An online petition for her release had surpassed half a million signatures, enough to embarrass Pakistani authorities, who have not carried out the 2010 death sentence but have left her languishing in prison. Some observers suspect the Pakistani government hopes she’ll die in jail, to appease local Muslims without angering foreign nations any further.
Meanwhile, two government officials who argued in her favor were shot and killed by extremists. Salmaan Taseer, the governor of the Punjab, and Shahbaz Bhatti, national minorities’ minister and the only Christian in the Pakistan cabinet at the time, were both assassinated in 2011.
“People who stand up for Asia Bibi in Pakistan put their lives at risk.” said Emily Clarke, who organized the petition for her release. “Two politicians were killed for speaking out against Pakistan’s barbaric blasphemy laws”
A Pakistani court found Bibi guilty of blasphemy under Article 295C of Pakistan’s penal laws, which impose a
death sentences for defamation of Mohammed, Islam’s founder and chief prophet.
“It is important we do everything we can to get real justice for Asia Bibi and save her life,” said Neville Kyrke-Smith, national director of Aid to the Church in Need UK . “We need the UK government and international community to get behind her plight as well as continuing to encourage the Pakistani authorities for a fair review of the case.”
International pressure may save Bibi from the gallows, but she is deteriorating in a windowless cell.
“I am the victim of a cruel, collective injustice,” Bibi says. “I’ve been locked up, handcuffed and chained, banished from the world and waiting to die. I don’t know how long I’ve got left to live. Every time my cell door opens my heart beats faster. My life is in God’s hands and I don’t know what’s going to happen to me. It’s a brutal, cruel existence. But I am innocent. I’m guilty only of being presumed guilty.
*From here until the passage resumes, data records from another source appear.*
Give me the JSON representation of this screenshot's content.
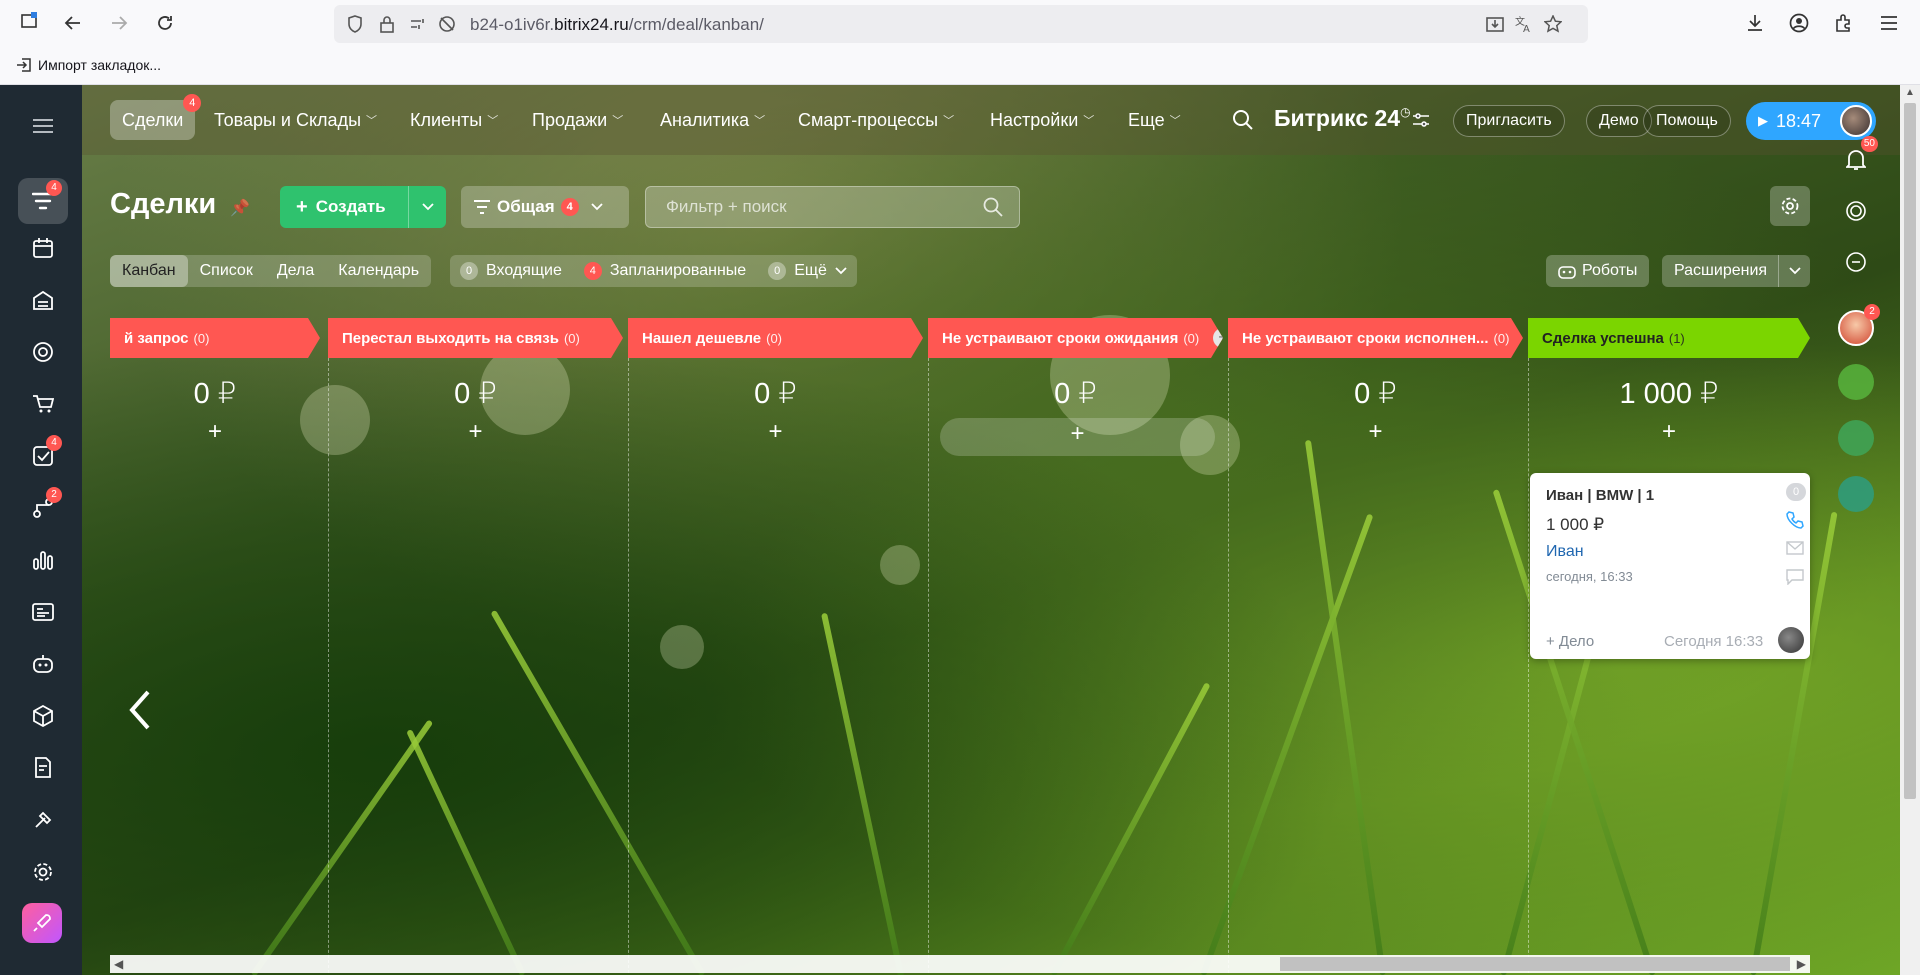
{
  "browser": {
    "url_prefix": "b24-o1iv6r.",
    "url_domain": "bitrix24.ru",
    "url_path": "/crm/deal/kanban/",
    "bookmark_label": "Импорт закладок..."
  },
  "nav": {
    "items": [
      {
        "label": "Сделки",
        "badge": "4"
      },
      {
        "label": "Товары и Склады"
      },
      {
        "label": "Клиенты"
      },
      {
        "label": "Продажи"
      },
      {
        "label": "Аналитика"
      },
      {
        "label": "Смарт-процессы"
      },
      {
        "label": "Настройки"
      },
      {
        "label": "Еще"
      }
    ],
    "logo": "Битрикс 24",
    "invite": "Пригласить",
    "demo": "Демо",
    "help": "Помощь",
    "time": "18:47"
  },
  "left_rail": {
    "badges": {
      "deals": "4",
      "tasks": "4",
      "flows": "2"
    }
  },
  "right_rail": {
    "notifications_badge": "50",
    "chat_badge": "2"
  },
  "toolbar": {
    "title": "Сделки",
    "create_label": "Создать",
    "pipeline_label": "Общая",
    "pipeline_badge": "4",
    "search_placeholder": "Фильтр + поиск"
  },
  "view_tabs": [
    "Канбан",
    "Список",
    "Дела",
    "Календарь"
  ],
  "counters": [
    {
      "count": "0",
      "label": "Входящие"
    },
    {
      "count": "4",
      "label": "Запланированные"
    },
    {
      "count": "0",
      "label": "Ещё"
    }
  ],
  "robots_label": "Роботы",
  "extensions_label": "Расширения",
  "stages": [
    {
      "title": "й запрос",
      "count": "(0)",
      "sum": "0 ₽",
      "color": "#ff5752"
    },
    {
      "title": "Перестал выходить на связь",
      "count": "(0)",
      "sum": "0 ₽",
      "color": "#ff5752"
    },
    {
      "title": "Нашел дешевле",
      "count": "(0)",
      "sum": "0 ₽",
      "color": "#ff5752"
    },
    {
      "title": "Не устраивают сроки ожидания",
      "count": "(0)",
      "sum": "0 ₽",
      "color": "#ff5752"
    },
    {
      "title": "Не устраивают сроки исполнен...",
      "count": "(0)",
      "sum": "0 ₽",
      "color": "#ff5752"
    },
    {
      "title": "Сделка успешна",
      "count": "(1)",
      "sum": "1 000 ₽",
      "color": "#7bd500"
    }
  ],
  "card": {
    "title": "Иван | BMW | 1",
    "price": "1 000 ₽",
    "client": "Иван",
    "date": "сегодня, 16:33",
    "add_activity": "+ Дело",
    "footer_date": "Сегодня 16:33",
    "counter": "0"
  }
}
I’m starting to wonder whether being a Christian in Pakistan today is not just a failing, or a mark against you, but actually a crime.”
Anthony Gutierrez is a student at the Lighthouse Christian Academy in Santa Monica.